Top marks to ATS for the frame. It really is probably one of the best features of the trailer itself. Heavy beams, good cross section components, all heavy steel. None of it was bent or heavily corroded and it appeared they had put on a coat of paint in the past year or so.
The bearings have been recently completely rebuilt or replaced. We pulled the grease caps and there was brand new grease over top of what appeared to be brand new bearings.
The roof had been coated in several layers of elastomeric recently, with rubber tape on all of the seams as well. None of the ceiling was badly water damaged so it didn’t appear that it had been leaking inside, or if it is, for very long before it was coated.
Copper wiring. Thankfully it isn’t that aluminum crap or it would all have to be cut off and blanked off at the wall before running new wire under the frame.
Oh, and the AC works!
It stinks. The inside has an odd aroma, though not quite terrible, it is a bit stifling. Most likely caused by the water damage (see The Ugly).
The tires are pretty old and mismatched. Though they survived the trip home (whew!) they are not going to be good for when we have all of that work in it and are planning to get it to its later home site, so those need to be replaced.
The interior is pretty dated. Mirrored cabinet fronts. Man, that is so 90’s now that I think about it. Wood paneling throughout. Carpet. I hate carpet. Ugly fixtures. The list of interior decorating issues just goes on, but all of that can either be replaced or simply painted.
Now the bad parts. Water damage in the kitchen, and water damage in the living area. The kitchen didn’t initially appear that bad. It looked like the sink may have leaked and done some damage to the counter top and some of the surrounding floor.
In reality it was much, much worse. They had covered up the original floor (vinyl and all) with another floor and laid carpet over that. Then used whopping 1 1/4″ screws that barely go through the flooring, let alone into the next (rotted) subfloor pieces, so in reality those boards were just floating. The whole front section of flooring is rotten and unstable, the water heater had a hose clamp on where a pex fitting was supposed to be (ding ding ding! we found the cause) and leaked bad enough to need the whole area to be redone, but instead of fixing the leak, they just put a hose clamp on it to slow it down and allow the water to seep into the subfloor longer and spread the damage.
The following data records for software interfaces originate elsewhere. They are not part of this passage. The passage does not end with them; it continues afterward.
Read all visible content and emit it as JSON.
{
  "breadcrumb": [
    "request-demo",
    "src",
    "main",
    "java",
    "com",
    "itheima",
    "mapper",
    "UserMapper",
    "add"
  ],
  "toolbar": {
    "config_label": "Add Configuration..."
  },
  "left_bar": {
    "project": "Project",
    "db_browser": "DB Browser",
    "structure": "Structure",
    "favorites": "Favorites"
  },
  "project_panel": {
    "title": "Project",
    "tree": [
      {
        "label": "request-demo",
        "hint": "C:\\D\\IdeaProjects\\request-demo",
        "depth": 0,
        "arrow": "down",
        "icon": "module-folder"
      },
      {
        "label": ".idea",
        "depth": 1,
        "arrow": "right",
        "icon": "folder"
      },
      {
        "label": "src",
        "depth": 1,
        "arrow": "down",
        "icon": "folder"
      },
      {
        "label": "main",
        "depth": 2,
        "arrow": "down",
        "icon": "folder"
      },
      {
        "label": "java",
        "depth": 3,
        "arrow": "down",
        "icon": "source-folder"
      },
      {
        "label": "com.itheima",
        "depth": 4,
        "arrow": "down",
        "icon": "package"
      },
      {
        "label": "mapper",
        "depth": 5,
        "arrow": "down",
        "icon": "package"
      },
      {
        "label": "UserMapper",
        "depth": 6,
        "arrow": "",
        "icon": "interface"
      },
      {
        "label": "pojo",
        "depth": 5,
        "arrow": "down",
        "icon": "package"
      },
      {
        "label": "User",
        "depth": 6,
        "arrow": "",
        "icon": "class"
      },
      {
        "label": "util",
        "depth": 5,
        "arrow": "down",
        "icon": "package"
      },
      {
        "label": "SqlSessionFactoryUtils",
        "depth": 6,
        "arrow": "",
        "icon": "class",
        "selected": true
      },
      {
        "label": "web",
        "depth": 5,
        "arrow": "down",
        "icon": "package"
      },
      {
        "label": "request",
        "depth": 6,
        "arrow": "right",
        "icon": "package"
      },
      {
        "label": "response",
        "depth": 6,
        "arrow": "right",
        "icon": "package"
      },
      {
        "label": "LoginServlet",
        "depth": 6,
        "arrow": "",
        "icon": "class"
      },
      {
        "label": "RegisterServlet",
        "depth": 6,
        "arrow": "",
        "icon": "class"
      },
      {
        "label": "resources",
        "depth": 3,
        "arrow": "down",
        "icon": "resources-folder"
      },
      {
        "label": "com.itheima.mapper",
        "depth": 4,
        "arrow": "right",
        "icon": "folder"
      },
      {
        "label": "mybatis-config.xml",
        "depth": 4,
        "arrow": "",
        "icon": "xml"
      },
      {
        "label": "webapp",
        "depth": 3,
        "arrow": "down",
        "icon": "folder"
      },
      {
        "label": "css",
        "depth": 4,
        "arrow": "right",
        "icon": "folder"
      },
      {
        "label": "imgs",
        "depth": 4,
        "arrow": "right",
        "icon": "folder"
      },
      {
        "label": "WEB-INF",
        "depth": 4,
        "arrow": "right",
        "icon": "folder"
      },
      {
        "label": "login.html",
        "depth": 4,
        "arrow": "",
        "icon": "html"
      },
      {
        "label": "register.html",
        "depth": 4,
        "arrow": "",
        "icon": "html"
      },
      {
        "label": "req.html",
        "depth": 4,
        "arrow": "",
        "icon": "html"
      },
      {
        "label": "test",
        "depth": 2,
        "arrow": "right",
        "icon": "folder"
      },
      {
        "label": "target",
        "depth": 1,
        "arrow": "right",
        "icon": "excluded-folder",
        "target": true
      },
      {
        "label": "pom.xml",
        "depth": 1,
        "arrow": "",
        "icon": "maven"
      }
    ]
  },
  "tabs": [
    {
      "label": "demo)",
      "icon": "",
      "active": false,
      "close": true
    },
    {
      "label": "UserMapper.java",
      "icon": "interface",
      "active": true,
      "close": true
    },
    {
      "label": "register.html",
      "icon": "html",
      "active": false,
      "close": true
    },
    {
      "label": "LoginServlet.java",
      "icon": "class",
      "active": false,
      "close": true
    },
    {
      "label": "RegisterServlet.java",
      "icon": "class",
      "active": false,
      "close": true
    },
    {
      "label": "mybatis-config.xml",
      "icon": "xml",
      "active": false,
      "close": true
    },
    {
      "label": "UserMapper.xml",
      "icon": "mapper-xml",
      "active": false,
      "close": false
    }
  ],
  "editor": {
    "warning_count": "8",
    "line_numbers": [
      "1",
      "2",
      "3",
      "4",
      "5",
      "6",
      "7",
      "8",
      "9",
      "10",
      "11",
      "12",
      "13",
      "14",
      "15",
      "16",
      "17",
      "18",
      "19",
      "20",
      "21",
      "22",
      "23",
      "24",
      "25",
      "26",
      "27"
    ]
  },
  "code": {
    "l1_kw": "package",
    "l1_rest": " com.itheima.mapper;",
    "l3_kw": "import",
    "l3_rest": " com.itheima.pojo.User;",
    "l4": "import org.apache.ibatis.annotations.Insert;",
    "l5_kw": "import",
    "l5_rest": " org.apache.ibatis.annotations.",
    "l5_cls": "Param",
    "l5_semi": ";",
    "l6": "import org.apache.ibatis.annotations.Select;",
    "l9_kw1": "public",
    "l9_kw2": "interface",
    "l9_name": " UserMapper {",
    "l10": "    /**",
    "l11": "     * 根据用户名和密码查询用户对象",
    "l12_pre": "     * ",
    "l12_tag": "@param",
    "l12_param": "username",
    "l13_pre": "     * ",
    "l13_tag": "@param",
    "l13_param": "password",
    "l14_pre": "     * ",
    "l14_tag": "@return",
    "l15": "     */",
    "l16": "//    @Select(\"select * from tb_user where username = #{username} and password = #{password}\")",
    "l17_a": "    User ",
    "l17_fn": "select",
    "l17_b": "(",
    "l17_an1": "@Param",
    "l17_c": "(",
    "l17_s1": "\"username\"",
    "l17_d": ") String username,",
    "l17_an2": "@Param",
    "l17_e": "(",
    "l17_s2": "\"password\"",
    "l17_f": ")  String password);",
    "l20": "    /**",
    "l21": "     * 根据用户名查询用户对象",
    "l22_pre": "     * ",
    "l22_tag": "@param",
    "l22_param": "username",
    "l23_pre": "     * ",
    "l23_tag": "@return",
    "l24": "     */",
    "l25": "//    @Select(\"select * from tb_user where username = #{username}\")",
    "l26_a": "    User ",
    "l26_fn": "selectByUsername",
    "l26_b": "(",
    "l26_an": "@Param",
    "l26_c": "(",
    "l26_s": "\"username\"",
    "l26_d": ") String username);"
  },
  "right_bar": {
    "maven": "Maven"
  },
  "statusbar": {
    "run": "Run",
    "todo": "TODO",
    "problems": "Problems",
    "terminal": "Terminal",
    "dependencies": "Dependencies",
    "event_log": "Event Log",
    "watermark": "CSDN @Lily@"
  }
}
The second leak is by the couch in the living area. The window was apparently leaking there and instead of pulling the window and re-sealing it, they just adding some caulk and called it a day. The wood around the window frame is almost entirely gone and will need to have most of the wall studs replaced as a result. Oh well, at least it is doable. It just means replacing a bit more than we originally thought.